> [Task statement]: All of the data below should be returned exactly.
*** Opening of Input data ***
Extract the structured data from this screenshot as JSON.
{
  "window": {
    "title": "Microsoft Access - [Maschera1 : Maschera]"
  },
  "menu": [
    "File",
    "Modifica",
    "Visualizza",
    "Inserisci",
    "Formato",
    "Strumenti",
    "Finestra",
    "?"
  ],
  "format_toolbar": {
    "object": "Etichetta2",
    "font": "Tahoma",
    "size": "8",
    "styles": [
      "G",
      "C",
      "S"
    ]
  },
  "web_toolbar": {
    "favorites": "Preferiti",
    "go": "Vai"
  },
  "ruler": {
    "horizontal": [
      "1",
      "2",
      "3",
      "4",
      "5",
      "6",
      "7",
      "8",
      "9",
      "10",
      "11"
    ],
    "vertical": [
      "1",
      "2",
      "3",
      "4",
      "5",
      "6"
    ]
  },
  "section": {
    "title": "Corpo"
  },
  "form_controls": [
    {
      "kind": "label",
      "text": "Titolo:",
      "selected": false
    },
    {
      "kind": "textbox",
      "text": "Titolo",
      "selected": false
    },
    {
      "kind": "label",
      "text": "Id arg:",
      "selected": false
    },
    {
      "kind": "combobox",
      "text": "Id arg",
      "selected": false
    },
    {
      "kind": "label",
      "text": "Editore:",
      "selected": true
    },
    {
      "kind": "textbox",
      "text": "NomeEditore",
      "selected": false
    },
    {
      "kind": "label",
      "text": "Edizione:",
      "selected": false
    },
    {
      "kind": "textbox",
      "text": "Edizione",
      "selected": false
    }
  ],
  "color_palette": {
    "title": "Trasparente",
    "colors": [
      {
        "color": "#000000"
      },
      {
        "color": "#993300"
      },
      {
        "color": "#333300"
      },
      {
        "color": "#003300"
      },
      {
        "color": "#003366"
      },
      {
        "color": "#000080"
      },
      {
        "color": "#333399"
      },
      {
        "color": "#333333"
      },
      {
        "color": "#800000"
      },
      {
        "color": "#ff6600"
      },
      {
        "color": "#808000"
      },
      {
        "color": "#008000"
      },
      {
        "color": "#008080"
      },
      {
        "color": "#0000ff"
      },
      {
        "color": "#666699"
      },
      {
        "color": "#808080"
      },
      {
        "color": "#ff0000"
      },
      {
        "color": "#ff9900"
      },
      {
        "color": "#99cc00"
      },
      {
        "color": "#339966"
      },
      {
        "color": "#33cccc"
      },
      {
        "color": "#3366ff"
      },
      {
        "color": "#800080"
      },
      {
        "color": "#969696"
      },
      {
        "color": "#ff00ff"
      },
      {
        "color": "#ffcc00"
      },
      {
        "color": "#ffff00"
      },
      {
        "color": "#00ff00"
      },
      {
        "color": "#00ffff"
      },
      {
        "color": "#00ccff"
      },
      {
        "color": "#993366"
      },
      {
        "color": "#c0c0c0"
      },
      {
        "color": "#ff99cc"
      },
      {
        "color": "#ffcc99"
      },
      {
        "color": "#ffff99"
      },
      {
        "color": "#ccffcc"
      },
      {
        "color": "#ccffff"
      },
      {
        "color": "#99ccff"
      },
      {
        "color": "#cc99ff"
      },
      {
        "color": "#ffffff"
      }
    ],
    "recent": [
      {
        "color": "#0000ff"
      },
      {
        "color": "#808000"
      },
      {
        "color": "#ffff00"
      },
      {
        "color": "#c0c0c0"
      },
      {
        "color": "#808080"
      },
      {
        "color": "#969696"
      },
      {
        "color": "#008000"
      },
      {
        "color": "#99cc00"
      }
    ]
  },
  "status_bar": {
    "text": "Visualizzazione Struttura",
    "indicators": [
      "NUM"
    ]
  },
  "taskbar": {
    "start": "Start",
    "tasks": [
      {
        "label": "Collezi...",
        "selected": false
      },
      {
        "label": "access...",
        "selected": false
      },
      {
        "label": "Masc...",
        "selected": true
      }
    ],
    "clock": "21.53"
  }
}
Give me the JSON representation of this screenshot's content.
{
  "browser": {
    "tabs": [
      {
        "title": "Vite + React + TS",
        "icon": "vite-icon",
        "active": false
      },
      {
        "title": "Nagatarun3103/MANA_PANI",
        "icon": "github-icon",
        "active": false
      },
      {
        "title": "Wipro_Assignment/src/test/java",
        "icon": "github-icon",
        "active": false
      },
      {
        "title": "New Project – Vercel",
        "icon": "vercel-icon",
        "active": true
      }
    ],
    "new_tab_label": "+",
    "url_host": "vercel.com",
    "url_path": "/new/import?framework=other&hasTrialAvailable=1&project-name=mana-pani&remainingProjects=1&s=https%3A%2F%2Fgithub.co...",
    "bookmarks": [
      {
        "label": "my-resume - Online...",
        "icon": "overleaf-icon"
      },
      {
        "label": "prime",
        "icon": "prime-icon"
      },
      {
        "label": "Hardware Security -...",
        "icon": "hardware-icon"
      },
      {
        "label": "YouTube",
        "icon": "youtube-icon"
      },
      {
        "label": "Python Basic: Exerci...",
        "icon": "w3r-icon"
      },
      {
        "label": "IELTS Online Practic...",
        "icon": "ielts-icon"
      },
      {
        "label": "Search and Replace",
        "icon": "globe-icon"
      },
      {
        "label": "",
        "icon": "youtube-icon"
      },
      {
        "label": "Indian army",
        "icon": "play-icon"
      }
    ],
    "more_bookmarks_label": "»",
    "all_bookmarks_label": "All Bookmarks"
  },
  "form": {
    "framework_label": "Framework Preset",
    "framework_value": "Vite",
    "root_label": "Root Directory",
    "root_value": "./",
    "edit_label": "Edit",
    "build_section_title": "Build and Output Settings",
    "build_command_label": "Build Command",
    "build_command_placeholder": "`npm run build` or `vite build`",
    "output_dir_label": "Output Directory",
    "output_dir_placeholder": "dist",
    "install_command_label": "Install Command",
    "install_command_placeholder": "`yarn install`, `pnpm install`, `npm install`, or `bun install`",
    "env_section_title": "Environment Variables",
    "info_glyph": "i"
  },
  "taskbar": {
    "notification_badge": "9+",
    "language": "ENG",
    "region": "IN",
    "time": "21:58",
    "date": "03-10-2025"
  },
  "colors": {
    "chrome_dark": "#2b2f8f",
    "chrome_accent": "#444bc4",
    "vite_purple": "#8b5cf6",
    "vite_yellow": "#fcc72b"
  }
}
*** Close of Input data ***
> [Completed exercise]:
Extract the structured data from this screenshot as JSON.
{
  "window": {
    "title": "Microsoft Access - [Maschera1 : Maschera]"
  },
  "menu": [
    "File",
    "Modifica",
    "Visualizza",
    "Inserisci",
    "Formato",
    "Strumenti",
    "Finestra",
    "?"
  ],
  "format_toolbar": {
    "object": "Etichetta2",
    "font": "Tahoma",
    "size": "8",
    "styles": [
      "G",
      "C",
      "S"
    ]
  },
  "web_toolbar": {
    "favorites": "Preferiti",
    "go": "Vai"
  },
  "ruler": {
    "horizontal": [
      "1",
      "2",
      "3",
      "4",
      "5",
      "6",
      "7",
      "8",
      "9",
      "10",
      "11"
    ],
    "vertical": [
      "1",
      "2",
      "3",
      "4",
      "5",
      "6"
    ]
  },
  "section": {
    "title": "Corpo"
  },
  "form_controls": [
    {
      "kind": "label",
      "text": "Titolo:",
      "selected": false
    },
    {
      "kind": "textbox",
      "text": "Titolo",
      "selected": false
    },
    {
      "kind": "label",
      "text": "Id arg:",
      "selected": false
    },
    {
      "kind": "combobox",
      "text": "Id arg",
      "selected": false
    },
    {
      "kind": "label",
      "text": "Editore:",
      "selected": true
    },
    {
      "kind": "textbox",
      "text": "NomeEditore",
      "selected": false
    },
    {
      "kind": "label",
      "text": "Edizione:",
      "selected": false
    },
    {
      "kind": "textbox",
      "text": "Edizione",
      "selected": false
    }
  ],
  "color_palette": {
    "title": "Trasparente",
    "colors": [
      {
        "color": "#000000"
      },
      {
        "color": "#993300"
      },
      {
        "color": "#333300"
      },
      {
        "color": "#003300"
      },
      {
        "color": "#003366"
      },
      {
        "color": "#000080"
      },
      {
        "color": "#333399"
      },
      {
        "color": "#333333"
      },
      {
        "color": "#800000"
      },
      {
        "color": "#ff6600"
      },
      {
        "color": "#808000"
      },
      {
        "color": "#008000"
      },
      {
        "color": "#008080"
      },
      {
        "color": "#0000ff"
      },
      {
        "color": "#666699"
      },
      {
        "color": "#808080"
      },
      {
        "color": "#ff0000"
      },
      {
        "color": "#ff9900"
      },
      {
        "color": "#99cc00"
      },
      {
        "color": "#339966"
      },
      {
        "color": "#33cccc"
      },
      {
        "color": "#3366ff"
      },
      {
        "color": "#800080"
      },
      {
        "color": "#969696"
      },
      {
        "color": "#ff00ff"
      },
      {
        "color": "#ffcc00"
      },
      {
        "color": "#ffff00"
      },
      {
        "color": "#00ff00"
      },
      {
        "color": "#00ffff"
      },
      {
        "color": "#00ccff"
      },
      {
        "color": "#993366"
      },
      {
        "color": "#c0c0c0"
      },
      {
        "color": "#ff99cc"
      },
      {
        "color": "#ffcc99"
      },
      {
        "color": "#ffff99"
      },
      {
        "color": "#ccffcc"
      },
      {
        "color": "#ccffff"
      },
      {
        "color": "#99ccff"
      },
      {
        "color": "#cc99ff"
      },
      {
        "color": "#ffffff"
      }
    ],
    "recent": [
      {
        "color": "#0000ff"
      },
      {
        "color": "#808000"
      },
      {
        "color": "#ffff00"
      },
      {
        "color": "#c0c0c0"
      },
      {
        "color": "#808080"
      },
      {
        "color": "#969696"
      },
      {
        "color": "#008000"
      },
      {
        "color": "#99cc00"
      }
    ]
  },
  "status_bar": {
    "text": "Visualizzazione Struttura",
    "indicators": [
      "NUM"
    ]
  },
  "taskbar": {
    "start": "Start",
    "tasks": [
      {
        "label": "Collezi...",
        "selected": false
      },
      {
        "label": "access...",
        "selected": false
      },
      {
        "label": "Masc...",
        "selected": true
      }
    ],
    "clock": "21.53"
  }
}
Give me the JSON representation of this screenshot's content.
{
  "browser": {
    "tabs": [
      {
        "title": "Vite + React + TS",
        "icon": "vite-icon",
        "active": false
      },
      {
        "title": "Nagatarun3103/MANA_PANI",
        "icon": "github-icon",
        "active": false
      },
      {
        "title": "Wipro_Assignment/src/test/java",
        "icon": "github-icon",
        "active": false
      },
      {
        "title": "New Project – Vercel",
        "icon": "vercel-icon",
        "active": true
      }
    ],
    "new_tab_label": "+",
    "url_host": "vercel.com",
    "url_path": "/new/import?framework=other&hasTrialAvailable=1&project-name=mana-pani&remainingProjects=1&s=https%3A%2F%2Fgithub.co...",
    "bookmarks": [
      {
        "label": "my-resume - Online...",
        "icon": "overleaf-icon"
      },
      {
        "label": "prime",
        "icon": "prime-icon"
      },
      {
        "label": "Hardware Security -...",
        "icon": "hardware-icon"
      },
      {
        "label": "YouTube",
        "icon": "youtube-icon"
      },
      {
        "label": "Python Basic: Exerci...",
        "icon": "w3r-icon"
      },
      {
        "label": "IELTS Online Practic...",
        "icon": "ielts-icon"
      },
      {
        "label": "Search and Replace",
        "icon": "globe-icon"
      },
      {
        "label": "",
        "icon": "youtube-icon"
      },
      {
        "label": "Indian army",
        "icon": "play-icon"
      }
    ],
    "more_bookmarks_label": "»",
    "all_bookmarks_label": "All Bookmarks"
  },
  "form": {
    "framework_label": "Framework Preset",
    "framework_value": "Vite",
    "root_label": "Root Directory",
    "root_value": "./",
    "edit_label": "Edit",
    "build_section_title": "Build and Output Settings",
    "build_command_label": "Build Command",
    "build_command_placeholder": "`npm run build` or `vite build`",
    "output_dir_label": "Output Directory",
    "output_dir_placeholder": "dist",
    "install_command_label": "Install Command",
    "install_command_placeholder": "`yarn install`, `pnpm install`, `npm install`, or `bun install`",
    "env_section_title": "Environment Variables",
    "info_glyph": "i"
  },
  "taskbar": {
    "notification_badge": "9+",
    "language": "ENG",
    "region": "IN",
    "time": "21:58",
    "date": "03-10-2025"
  },
  "colors": {
    "chrome_dark": "#2b2f8f",
    "chrome_accent": "#444bc4",
    "vite_purple": "#8b5cf6",
    "vite_yellow": "#fcc72b"
  }
}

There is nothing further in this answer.